:: Information shown
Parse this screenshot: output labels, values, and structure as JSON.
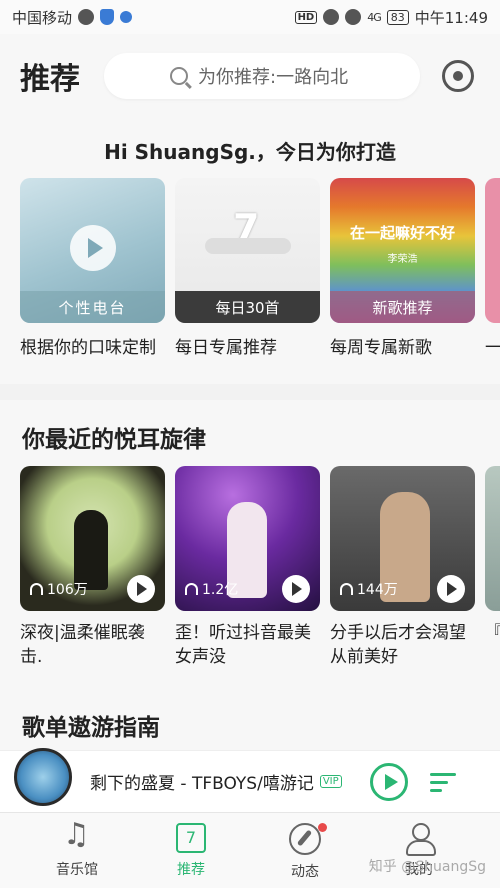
{
  "status_bar": {
    "carrier": "中国移动",
    "network": "4G",
    "battery": "83",
    "time": "中午11:49",
    "hd": "HD"
  },
  "header": {
    "title": "推荐",
    "search_placeholder": "为你推荐:一路向北"
  },
  "recommend": {
    "greeting": "Hi ShuangSg.，今日为你打造",
    "cards": [
      {
        "cover_label": "个性电台",
        "caption": "根据你的口味定制"
      },
      {
        "cover_label": "每日30首",
        "caption": "每日专属推荐",
        "cover_number": "7"
      },
      {
        "cover_label": "新歌推荐",
        "caption": "每周专属新歌",
        "cover_title": "在一起嘛好不好",
        "cover_artist": "李荣浩"
      }
    ],
    "peek_caption": "一"
  },
  "recent": {
    "title": "你最近的悦耳旋律",
    "playlists": [
      {
        "plays": "106万",
        "title": "深夜|温柔催眠袭击."
      },
      {
        "plays": "1.2亿",
        "title": "歪！听过抖音最美女声没"
      },
      {
        "plays": "144万",
        "title": "分手以后才会渴望从前美好"
      }
    ],
    "peek_caption": "『你"
  },
  "guide": {
    "title": "歌单遨游指南"
  },
  "player": {
    "now_playing": "剩下的盛夏 - TFBOYS/嘻游记",
    "vip": "VIP"
  },
  "tabs": [
    {
      "label": "音乐馆",
      "icon": "music-note-icon"
    },
    {
      "label": "推荐",
      "icon": "today-icon",
      "badge": "7"
    },
    {
      "label": "动态",
      "icon": "compass-icon"
    },
    {
      "label": "我的",
      "icon": "user-icon"
    }
  ],
  "watermark": "知乎 @ShuangSg",
  "colors": {
    "accent": "#2bb673",
    "notification": "#e84a4a"
  }
}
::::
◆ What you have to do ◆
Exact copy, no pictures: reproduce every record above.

◆ Written reply ◆
Parse this screenshot: output labels, values, and structure as JSON.
{
  "status_bar": {
    "carrier": "中国移动",
    "network": "4G",
    "battery": "83",
    "time": "中午11:49",
    "hd": "HD"
  },
  "header": {
    "title": "推荐",
    "search_placeholder": "为你推荐:一路向北"
  },
  "recommend": {
    "greeting": "Hi ShuangSg.，今日为你打造",
    "cards": [
      {
        "cover_label": "个性电台",
        "caption": "根据你的口味定制"
      },
      {
        "cover_label": "每日30首",
        "caption": "每日专属推荐",
        "cover_number": "7"
      },
      {
        "cover_label": "新歌推荐",
        "caption": "每周专属新歌",
        "cover_title": "在一起嘛好不好",
        "cover_artist": "李荣浩"
      }
    ],
    "peek_caption": "一"
  },
  "recent": {
    "title": "你最近的悦耳旋律",
    "playlists": [
      {
        "plays": "106万",
        "title": "深夜|温柔催眠袭击."
      },
      {
        "plays": "1.2亿",
        "title": "歪！听过抖音最美女声没"
      },
      {
        "plays": "144万",
        "title": "分手以后才会渴望从前美好"
      }
    ],
    "peek_caption": "『你"
  },
  "guide": {
    "title": "歌单遨游指南"
  },
  "player": {
    "now_playing": "剩下的盛夏 - TFBOYS/嘻游记",
    "vip": "VIP"
  },
  "tabs": [
    {
      "label": "音乐馆",
      "icon": "music-note-icon"
    },
    {
      "label": "推荐",
      "icon": "today-icon",
      "badge": "7"
    },
    {
      "label": "动态",
      "icon": "compass-icon"
    },
    {
      "label": "我的",
      "icon": "user-icon"
    }
  ],
  "watermark": "知乎 @ShuangSg",
  "colors": {
    "accent": "#2bb673",
    "notification": "#e84a4a"
  }
}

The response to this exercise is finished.